The bipartisan push to launch an independent and nonpartisan investigation of the Jan. 6 riot at the U.S. Capitol suffered a fatal blow Friday, after nearly all Senate Republicans banded together in opposition.
The 54 to 35 outcome, which fell six votes shy of the 60 needed to circumvent a procedural filibuster, followed hours of overnight chaos as lawmakers haggled over unrelated legislation. The vote stood as a blunt rejection by Republicans of an emotional last-minute appeal from the family of a Capitol Police officer who died after responding to the insurrection, and an eleventh-hour bid by Sen. Susan Collins (R-Maine) to save the measure by introducing changes intended to address her party’s principal objections.

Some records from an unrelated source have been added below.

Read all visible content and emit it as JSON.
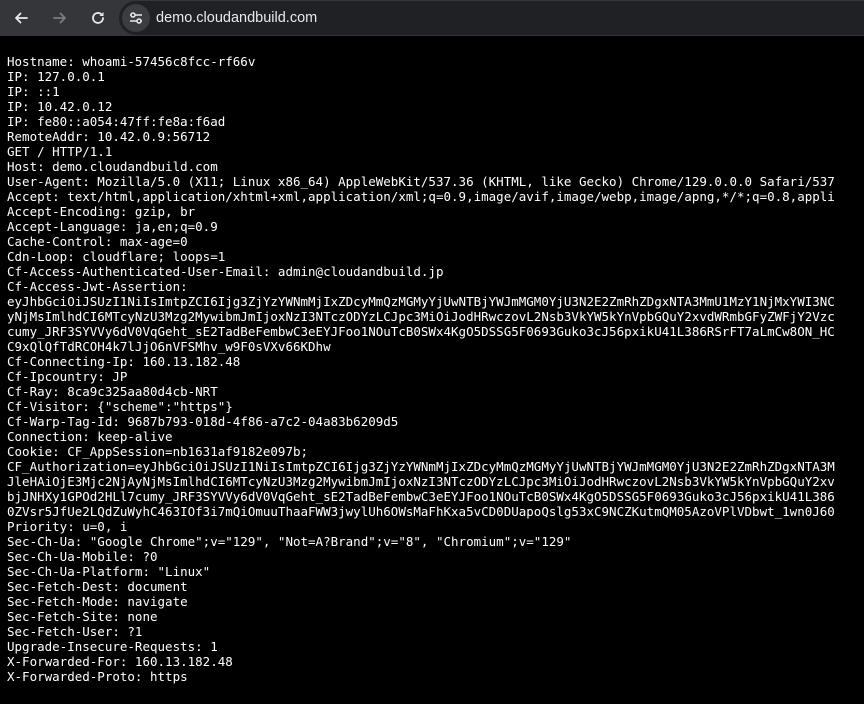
{
  "browser": {
    "url": "demo.cloudandbuild.com"
  },
  "icons": {
    "back": "arrow-left-icon",
    "forward": "arrow-right-icon",
    "reload": "reload-icon",
    "site_info": "tune-icon"
  },
  "colors": {
    "toolbar_bg": "#35363a",
    "omnibox_bg": "#202124",
    "page_bg": "#000000",
    "page_text": "#ffffff",
    "forward_disabled": "#7b7c80"
  },
  "lines": [
    "Hostname: whoami-57456c8fcc-rf66v",
    "IP: 127.0.0.1",
    "IP: ::1",
    "IP: 10.42.0.12",
    "IP: fe80::a054:47ff:fe8a:f6ad",
    "RemoteAddr: 10.42.0.9:56712",
    "GET / HTTP/1.1",
    "Host: demo.cloudandbuild.com",
    "User-Agent: Mozilla/5.0 (X11; Linux x86_64) AppleWebKit/537.36 (KHTML, like Gecko) Chrome/129.0.0.0 Safari/537",
    "Accept: text/html,application/xhtml+xml,application/xml;q=0.9,image/avif,image/webp,image/apng,*/*;q=0.8,appli",
    "Accept-Encoding: gzip, br",
    "Accept-Language: ja,en;q=0.9",
    "Cache-Control: max-age=0",
    "Cdn-Loop: cloudflare; loops=1",
    "Cf-Access-Authenticated-User-Email: admin@cloudandbuild.jp",
    "Cf-Access-Jwt-Assertion:",
    "eyJhbGciOiJSUzI1NiIsImtpZCI6Ijg3ZjYzYWNmMjIxZDcyMmQzMGMyYjUwNTBjYWJmMGM0YjU3N2E2ZmRhZDgxNTA3MmU1MzY1NjMxYWI3NC",
    "yNjMsImlhdCI6MTcyNzU3Mzg2MywibmJmIjoxNzI3NTczODYzLCJpc3MiOiJodHRwczovL2Nsb3VkYW5kYnVpbGQuY2xvdWRmbGFyZWFjY2Vzc",
    "cumy_JRF3SYVVy6dV0VqGeht_sE2TadBeFembwC3eEYJFoo1NOuTcB0SWx4KgO5DSSG5F0693Guko3cJ56pxikU41L386RSrFT7aLmCw8ON_HC",
    "C9xQlQfTdRCOH4k7lJjO6nVFSMhv_w9F0sVXv66KDhw",
    "Cf-Connecting-Ip: 160.13.182.48",
    "Cf-Ipcountry: JP",
    "Cf-Ray: 8ca9c325aa80d4cb-NRT",
    "Cf-Visitor: {\"scheme\":\"https\"}",
    "Cf-Warp-Tag-Id: 9687b793-018d-4f86-a7c2-04a83b6209d5",
    "Connection: keep-alive",
    "Cookie: CF_AppSession=nb1631af9182e097b;",
    "CF_Authorization=eyJhbGciOiJSUzI1NiIsImtpZCI6Ijg3ZjYzYWNmMjIxZDcyMmQzMGMyYjUwNTBjYWJmMGM0YjU3N2E2ZmRhZDgxNTA3M",
    "JleHAiOjE3Mjc2NjAyNjMsImlhdCI6MTcyNzU3Mzg2MywibmJmIjoxNzI3NTczODYzLCJpc3MiOiJodHRwczovL2Nsb3VkYW5kYnVpbGQuY2xv",
    "bjJNHXy1GPOd2HLl7cumy_JRF3SYVVy6dV0VqGeht_sE2TadBeFembwC3eEYJFoo1NOuTcB0SWx4KgO5DSSG5F0693Guko3cJ56pxikU41L386",
    "0ZVsr5JfUe2LQdZuWyhC463IOf3i7mQiOmuuThaaFWW3jwylUh6OWsMaFhKxa5vCD0DUapoQslg53xC9NCZKutmQM05AzoVPlVDbwt_1wn0J60",
    "Priority: u=0, i",
    "Sec-Ch-Ua: \"Google Chrome\";v=\"129\", \"Not=A?Brand\";v=\"8\", \"Chromium\";v=\"129\"",
    "Sec-Ch-Ua-Mobile: ?0",
    "Sec-Ch-Ua-Platform: \"Linux\"",
    "Sec-Fetch-Dest: document",
    "Sec-Fetch-Mode: navigate",
    "Sec-Fetch-Site: none",
    "Sec-Fetch-User: ?1",
    "Upgrade-Insecure-Requests: 1",
    "X-Forwarded-For: 160.13.182.48",
    "X-Forwarded-Proto: https"
  ]
}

In its wake, many senators who had supported the commission were openly angry, as even the Democrats’ most moderate senator blamed Senate Minority Leader Mitch McConnell (R-Ky.) for killing a bill to score political points, instead of doing what was right.ADVERTISING
Sen. Joe Manchin III (D-W.Va.) told reporters that there were “an awful lot of other Republicans that would have supported” the commission “if it hadn’t been for his intervention,” guessing that but for McConnell’s whipping, “13 or 14” GOP senators might have voted for the bill.
In the last two weeks, only a handful of Republican senators have expressed positive sentiments about a commission. On Friday, six of them — Sens. Bill Cassidy (La.), Lisa Murkowski (Alaska), Rob Portman (Ohio), Mitt Romney (Utah), Ben Sasse (Neb.) and Collins — joined all voting Democrats to back the commission. All except Portman voted earlier this year to convict Trump on impeachment charges for inciting an insurrection.